While I’ve never been a fan of the Warrior and Hogan approach to wrestling there are some Warrior matches I’ve enjoyed via YouTube. Both his SummerSlam outings opposite Rick Rude are enjoyable, as is his WrestleMania VII encounter with ‘Macho King’ Randy savage. Meanwhile, if taken as angles as opposed to matches, there’s value in his Intercontinental title winning outing against the Honky Tonk Man and his weasel suit bout with Bobby Heenan. And the WrestleMania VI match, which famously saw Ultimate Warrior hand Hulk Hogan his first clean loss in years, is entertaining if taken on its own terms. In fact I’d say it’s more enjoyable than the vaunted Michaels v Hart iron man encounter from WrestleMania XII.
Warrior the man is someone I think a lot of people got a hint of during his too brief return to WWE. He was clearly touched by the positive emotional response he got from the fans and his peers at the Hall of Fame, WrestleMania and the April 7 RAW. He was just as obviously proud of his two daughters, and it was touching to hear him tell them that they were his greatest accomplishment.

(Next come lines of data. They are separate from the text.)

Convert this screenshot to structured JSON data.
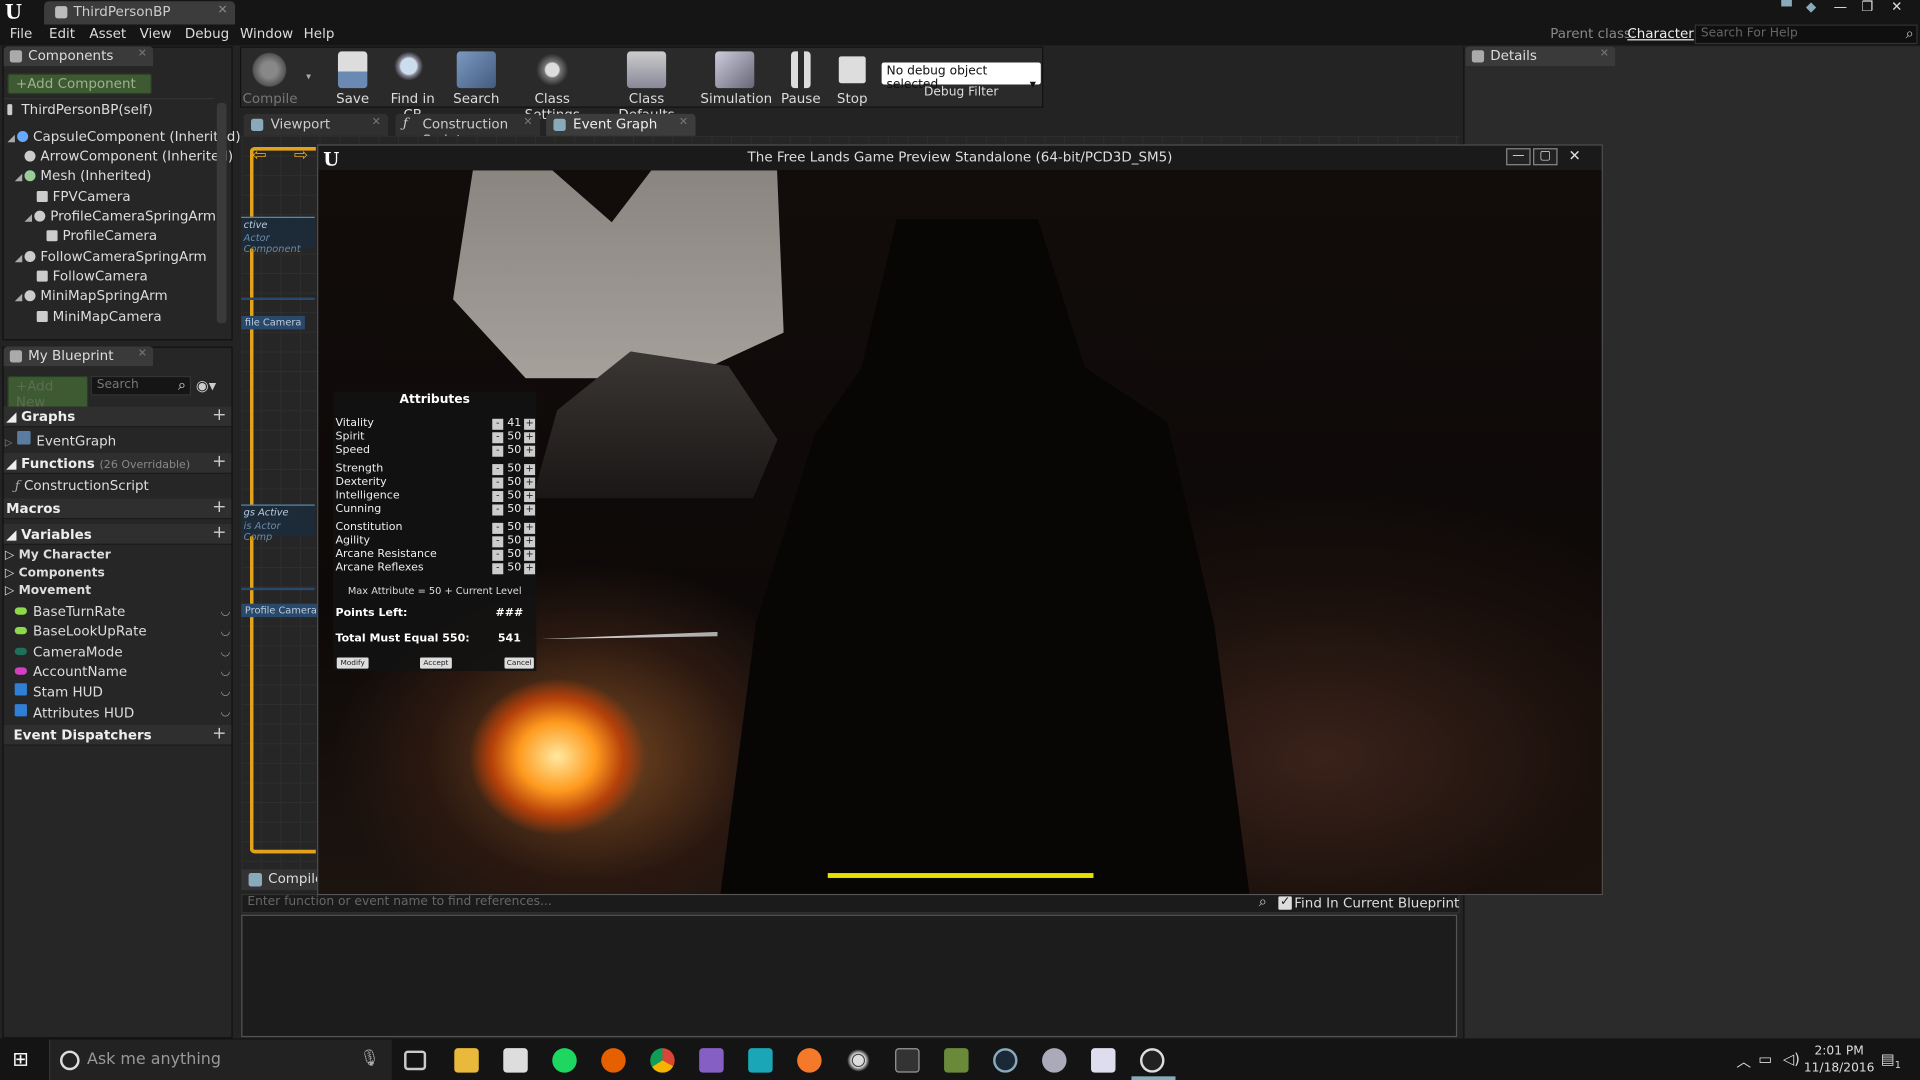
{
  "app": {
    "tab_title": "ThirdPersonBP",
    "menu": [
      "File",
      "Edit",
      "Asset",
      "View",
      "Debug",
      "Window",
      "Help"
    ],
    "parent_class_label": "Parent class:",
    "parent_class_value": "Character",
    "help_search_placeholder": "Search For Help"
  },
  "components_panel": {
    "tab": "Components",
    "add_button": "+Add Component",
    "root": "ThirdPersonBP(self)",
    "items": [
      "CapsuleComponent (Inherited)",
      "ArrowComponent (Inherited)",
      "Mesh (Inherited)",
      "FPVCamera",
      "ProfileCameraSpringArm",
      "ProfileCamera",
      "FollowCameraSpringArm",
      "FollowCamera",
      "MiniMapSpringArm",
      "MiniMapCamera"
    ]
  },
  "my_blueprint": {
    "tab": "My Blueprint",
    "add_new": "+Add New",
    "search_placeholder": "Search",
    "graphs_label": "Graphs",
    "graphs_item": "EventGraph",
    "functions_label": "Functions",
    "functions_sub": "(26 Overridable)",
    "functions_item": "ConstructionScript",
    "macros_label": "Macros",
    "variables_label": "Variables",
    "categories": [
      "My Character",
      "Components",
      "Movement"
    ],
    "variables": [
      {
        "name": "BaseTurnRate",
        "color": "#8cd94a"
      },
      {
        "name": "BaseLookUpRate",
        "color": "#8cd94a"
      },
      {
        "name": "CameraMode",
        "color": "#1f6f5a"
      },
      {
        "name": "AccountName",
        "color": "#d43fc4"
      },
      {
        "name": "Stam HUD",
        "color": "#2f7fd6"
      },
      {
        "name": "Attributes HUD",
        "color": "#2f7fd6"
      }
    ],
    "dispatchers_label": "Event Dispatchers"
  },
  "toolbar": {
    "compile": "Compile",
    "save": "Save",
    "find_in_cb": "Find in CB",
    "search": "Search",
    "class_settings": "Class Settings",
    "class_defaults": "Class Defaults",
    "simulation": "Simulation",
    "pause": "Pause",
    "stop": "Stop",
    "debug_select": "No debug object selected",
    "debug_filter": "Debug Filter"
  },
  "editor_tabs": [
    "Viewport",
    "Construction Script",
    "Event Graph"
  ],
  "graph_nodes": {
    "n1_title": "ctive",
    "n1_sub": "Actor Component",
    "n1_tag": "file Camera",
    "n2_title": "gs Active",
    "n2_sub": "is Actor Comp",
    "n2_tag": "Profile Camera"
  },
  "compile_tab": "Compile",
  "find": {
    "placeholder": "Enter function or event name to find references...",
    "checkbox_label": "Find In Current Blueprint Only"
  },
  "details_tab": "Details",
  "game_window": {
    "title": "The Free Lands Game Preview Standalone (64-bit/PCD3D_SM5)"
  },
  "attributes": {
    "title": "Attributes",
    "groups": [
      [
        {
          "name": "Vitality",
          "value": "41"
        },
        {
          "name": "Spirit",
          "value": "50"
        },
        {
          "name": "Speed",
          "value": "50"
        }
      ],
      [
        {
          "name": "Strength",
          "value": "50"
        },
        {
          "name": "Dexterity",
          "value": "50"
        },
        {
          "name": "Intelligence",
          "value": "50"
        },
        {
          "name": "Cunning",
          "value": "50"
        }
      ],
      [
        {
          "name": "Constitution",
          "value": "50"
        },
        {
          "name": "Agility",
          "value": "50"
        },
        {
          "name": "Arcane Resistance",
          "value": "50"
        },
        {
          "name": "Arcane Reflexes",
          "value": "50"
        }
      ]
    ],
    "max_note": "Max Attribute = 50 + Current Level",
    "points_left_label": "Points Left:",
    "points_left_value": "###",
    "total_label": "Total Must Equal 550:",
    "total_value": "541",
    "btn_modify": "Modify",
    "btn_accept": "Accept",
    "btn_cancel": "Cancel"
  },
  "taskbar": {
    "cortana": "Ask me anything",
    "time": "2:01 PM",
    "date": "11/18/2016",
    "notif_count": "1"
  }
}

His promo on RAW, while disjointed by today’s standards, was a passionate speech about the values of working hard and self-belief. These are themes that appear to have been constants throughout Warrior’s career and life. It was nice to hear a wrestler humbly putting over the importance of the audience and providing encouragement to the locker room. His comments on how a man is remembered are undoubtedly one of the eeriest things to ever happen in wrestling. They’re true too.
Warrior’s return to WWE showed us that he was a man worth respecting for the values and morals he lived his life by. No, he wasn’t the best wrestler, but he appears to have been a good man and father and he provided inspiration for many wrestlers that we all enjoy today, both in and out of WWE. His impact on the business, specifically Vince McMahon’s company, was significant. Not in terms of his body of work, but in terms of his motivation and passion. I’m incredibly pleased he got inducted into the WWE Hall of Fame when he did. It clearly meant a lot to him and allowed him to be remembered as he deserves.